1-Methyl-4-phenylpyridinium (MPP+), a metabolite of MPTP, causes rapid onset of irreversible symptoms similar to Parkinson's Disease.[6][7] MPTP is metabolized to the neurotoxin MPP+ by the enzyme MAO-B, which is expressed in glial cells. This selectively kills brain tissue in the area of the brain called the substantia nigra and causes permanent Parkinsonian symptoms.[8]

Synthesis[edit]

U.S. Patent 2,765,315 Rohm and Haas (1956) Example 3.

Following example 1:

1-methyl-4-phenyl-4-acetoxypiperidine is product.

Analogues[edit]

More potent analogues can be made.

Different N-substituents on the piperidine ring other than 1-methyl group.

E.g. γ-phenylpropyl (637 x meperidine), cinnamyl (785 x meperidine),[9] γ-hydroxyl-γ-phenylpropyl

See here, Sterling-Winthrop bragging that they make analog 3219 x potency of meperidine.[10] The unreduced ketone was 1346 x meperidine.

Janssen already reported that 1-(3-phenyl-3-propionoxypropyl)-4-phenyl-4-propionoxypiperidine was ~3040 x meperidine in 1960.[11]

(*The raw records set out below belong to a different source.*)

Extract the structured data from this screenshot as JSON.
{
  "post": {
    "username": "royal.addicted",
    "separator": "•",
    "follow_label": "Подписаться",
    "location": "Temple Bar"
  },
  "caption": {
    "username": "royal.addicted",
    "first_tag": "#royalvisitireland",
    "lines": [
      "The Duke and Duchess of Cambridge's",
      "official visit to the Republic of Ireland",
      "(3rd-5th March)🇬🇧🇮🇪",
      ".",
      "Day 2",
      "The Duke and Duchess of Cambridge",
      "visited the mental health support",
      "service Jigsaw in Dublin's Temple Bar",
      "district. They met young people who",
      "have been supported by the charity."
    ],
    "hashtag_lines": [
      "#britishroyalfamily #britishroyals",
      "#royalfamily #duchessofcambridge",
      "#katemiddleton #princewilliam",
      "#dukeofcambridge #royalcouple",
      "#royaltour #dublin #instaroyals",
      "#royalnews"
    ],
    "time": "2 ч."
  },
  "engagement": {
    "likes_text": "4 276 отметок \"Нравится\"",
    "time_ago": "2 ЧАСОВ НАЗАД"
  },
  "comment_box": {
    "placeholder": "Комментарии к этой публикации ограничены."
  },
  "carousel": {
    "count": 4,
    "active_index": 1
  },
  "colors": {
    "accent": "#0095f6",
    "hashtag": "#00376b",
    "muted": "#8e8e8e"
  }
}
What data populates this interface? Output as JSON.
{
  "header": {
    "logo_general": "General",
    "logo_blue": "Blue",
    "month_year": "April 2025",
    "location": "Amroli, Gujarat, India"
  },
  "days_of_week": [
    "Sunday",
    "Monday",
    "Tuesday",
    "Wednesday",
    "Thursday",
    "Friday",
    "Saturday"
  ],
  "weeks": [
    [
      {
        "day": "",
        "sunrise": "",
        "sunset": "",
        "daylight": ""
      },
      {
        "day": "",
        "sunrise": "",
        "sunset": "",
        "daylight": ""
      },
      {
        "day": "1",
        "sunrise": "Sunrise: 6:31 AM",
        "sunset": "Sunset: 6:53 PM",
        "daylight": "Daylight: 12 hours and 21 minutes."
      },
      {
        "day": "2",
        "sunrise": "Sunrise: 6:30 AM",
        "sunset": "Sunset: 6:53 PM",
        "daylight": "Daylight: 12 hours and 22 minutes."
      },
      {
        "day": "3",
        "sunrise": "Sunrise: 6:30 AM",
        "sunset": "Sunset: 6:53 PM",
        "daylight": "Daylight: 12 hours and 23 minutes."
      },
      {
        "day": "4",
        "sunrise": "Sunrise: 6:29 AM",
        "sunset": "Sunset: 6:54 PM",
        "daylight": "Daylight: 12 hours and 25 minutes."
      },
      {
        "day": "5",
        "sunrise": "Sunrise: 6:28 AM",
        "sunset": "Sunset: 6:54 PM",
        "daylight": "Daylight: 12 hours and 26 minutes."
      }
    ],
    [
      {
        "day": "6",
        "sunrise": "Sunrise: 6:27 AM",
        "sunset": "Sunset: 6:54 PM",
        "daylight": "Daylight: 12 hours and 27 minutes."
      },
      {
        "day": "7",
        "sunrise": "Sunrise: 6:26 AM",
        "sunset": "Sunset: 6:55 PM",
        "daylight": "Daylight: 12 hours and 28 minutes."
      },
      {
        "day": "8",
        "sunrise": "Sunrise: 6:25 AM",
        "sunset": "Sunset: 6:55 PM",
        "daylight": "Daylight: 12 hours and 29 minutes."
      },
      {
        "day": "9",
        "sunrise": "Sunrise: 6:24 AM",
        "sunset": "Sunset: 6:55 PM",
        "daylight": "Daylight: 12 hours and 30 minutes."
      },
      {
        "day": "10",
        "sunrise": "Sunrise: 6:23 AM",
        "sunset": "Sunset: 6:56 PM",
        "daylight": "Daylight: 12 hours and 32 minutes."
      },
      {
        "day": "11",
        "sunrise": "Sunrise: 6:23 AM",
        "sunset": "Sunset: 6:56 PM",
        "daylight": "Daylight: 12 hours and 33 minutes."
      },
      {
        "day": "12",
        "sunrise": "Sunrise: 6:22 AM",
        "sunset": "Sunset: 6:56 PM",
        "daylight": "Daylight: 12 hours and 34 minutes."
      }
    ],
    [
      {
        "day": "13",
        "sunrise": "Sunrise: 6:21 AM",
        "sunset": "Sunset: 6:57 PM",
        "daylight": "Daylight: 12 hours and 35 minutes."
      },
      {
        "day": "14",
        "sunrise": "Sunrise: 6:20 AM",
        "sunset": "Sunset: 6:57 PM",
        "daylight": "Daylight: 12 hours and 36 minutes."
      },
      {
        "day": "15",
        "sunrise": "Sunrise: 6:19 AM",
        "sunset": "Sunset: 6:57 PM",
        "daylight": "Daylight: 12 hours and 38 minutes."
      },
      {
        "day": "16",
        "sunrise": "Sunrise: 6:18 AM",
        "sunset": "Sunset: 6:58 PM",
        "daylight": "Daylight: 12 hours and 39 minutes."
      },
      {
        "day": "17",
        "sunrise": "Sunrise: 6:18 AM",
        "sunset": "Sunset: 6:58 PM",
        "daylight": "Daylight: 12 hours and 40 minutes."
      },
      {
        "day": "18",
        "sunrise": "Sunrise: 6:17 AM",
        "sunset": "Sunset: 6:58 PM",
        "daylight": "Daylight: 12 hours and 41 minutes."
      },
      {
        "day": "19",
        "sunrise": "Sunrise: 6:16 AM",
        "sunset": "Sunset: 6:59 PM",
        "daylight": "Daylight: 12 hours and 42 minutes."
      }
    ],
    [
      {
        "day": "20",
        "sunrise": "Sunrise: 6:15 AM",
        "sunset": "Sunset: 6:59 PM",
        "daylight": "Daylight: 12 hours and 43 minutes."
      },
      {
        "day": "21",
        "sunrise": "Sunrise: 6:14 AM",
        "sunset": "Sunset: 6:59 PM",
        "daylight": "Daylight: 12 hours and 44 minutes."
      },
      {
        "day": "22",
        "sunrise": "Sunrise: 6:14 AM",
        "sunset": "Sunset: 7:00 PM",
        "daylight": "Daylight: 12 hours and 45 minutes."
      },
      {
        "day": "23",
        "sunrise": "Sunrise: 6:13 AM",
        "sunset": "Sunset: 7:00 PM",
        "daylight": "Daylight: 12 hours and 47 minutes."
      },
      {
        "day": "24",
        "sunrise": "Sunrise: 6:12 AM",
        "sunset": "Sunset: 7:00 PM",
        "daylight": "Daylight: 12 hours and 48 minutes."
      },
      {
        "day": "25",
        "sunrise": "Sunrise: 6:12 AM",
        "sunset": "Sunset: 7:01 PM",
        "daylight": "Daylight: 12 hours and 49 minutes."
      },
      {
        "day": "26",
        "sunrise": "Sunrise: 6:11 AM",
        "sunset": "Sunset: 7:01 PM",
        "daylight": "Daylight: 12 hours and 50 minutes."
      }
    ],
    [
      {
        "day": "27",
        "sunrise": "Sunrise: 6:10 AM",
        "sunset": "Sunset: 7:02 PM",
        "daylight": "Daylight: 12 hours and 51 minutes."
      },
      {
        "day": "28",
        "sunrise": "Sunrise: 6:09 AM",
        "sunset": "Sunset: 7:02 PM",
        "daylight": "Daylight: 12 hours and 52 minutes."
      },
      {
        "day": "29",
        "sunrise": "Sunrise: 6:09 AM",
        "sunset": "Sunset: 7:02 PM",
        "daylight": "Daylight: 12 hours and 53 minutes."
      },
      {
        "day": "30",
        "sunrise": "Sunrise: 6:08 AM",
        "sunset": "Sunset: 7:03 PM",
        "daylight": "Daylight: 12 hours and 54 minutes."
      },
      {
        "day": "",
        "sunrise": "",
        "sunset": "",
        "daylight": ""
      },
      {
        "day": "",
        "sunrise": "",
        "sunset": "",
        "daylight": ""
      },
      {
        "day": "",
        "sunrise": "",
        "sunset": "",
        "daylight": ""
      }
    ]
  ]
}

See also[edit]

External links[edit]

References[edit]

  1. ^ U.S. Patent 2,765,314 - Preparation of Esters
  2. ^ Ziering, A.; Lee, J. (1947). "Piperidine derivatives; 1,3-dialkyl-4-aryl-4-acyloxypiperidines". The Journal of Organic Chemistry 12 (6): 911–914. doi:10.1021/jo01170a024. PMID 18919744.  edit
  3. ^ a b Schwarcz, Joe (2005). "Aim high: synthetic opiates deliver surprising side effects". Canadian Chemical News 57 (10): 10. 
  4. ^ Gibb, Barry J. (2007). The Rough Guide to the Brain, Rough Guides Ltd., London, [1]
  5. ^ Johannessen, J. N.; Markey, S. P. (1984). "Assessment of the opiate properties of two constituents of a toxic illicit drug mixture". Drug and alcohol dependence 13 (4): 367–374. doi:10.1016/0376-8716(84)90004-8. PMID 6148225.  edit
  6. ^ Davis, G. C.; Williams, A. C.; Markey, S. P.; Ebert, M. H.; Caine, E. D.; Reichert, C. M.; Kopin, I. J. (1979). "Chronic Parkinsonism secondary to intravenous injection of meperidine analogues". Psychiatry Research 1 (3): 249–254. doi:10.1016/0165-1781(79)90006-4. PMID 298352.  edit
  7. ^ Wallis, Claudia (2001-06-24). "Surprising Clue to Parkinson's - TIME". Time. Retrieved 2010-05-13. 
  8. ^ Schmidt, N.; Ferger, B. (2001). "Neurochemical findings in the MPTP model of Parkinson's disease". Journal of neural transmission (Vienna, Austria : 1996) 108 (11): 1263–1282. doi:10.1007/s007020100004. PMID 11768626.  edit
  9. ^ Elpern, B.; Wetterau, W.; Carabateas, P.; Grumbach, L. (1958). "Strong Analgesics. The Preparation of Some 4-Acyloxy-1-aralkyl-4-phenylpiperidines". Journal of the American Chemical Society 80 (18): 4916. doi:10.1021/ja01551a038.  edit
  10. ^ Carabateas, P. M.; Grumbach, L. (1962). "Strong Analgesics. Some 1-Substituted 4-Phenyl-4-Propionoxypiperidines". Journal of Medicinal and Pharmaceutical Chemistry 5 (5): 913. doi:10.1021/jm01240a003.  edit
  11. ^ P. Janssen and N. B. Eddy, J. Med. Pharm. Chem., 2, 31 (1960).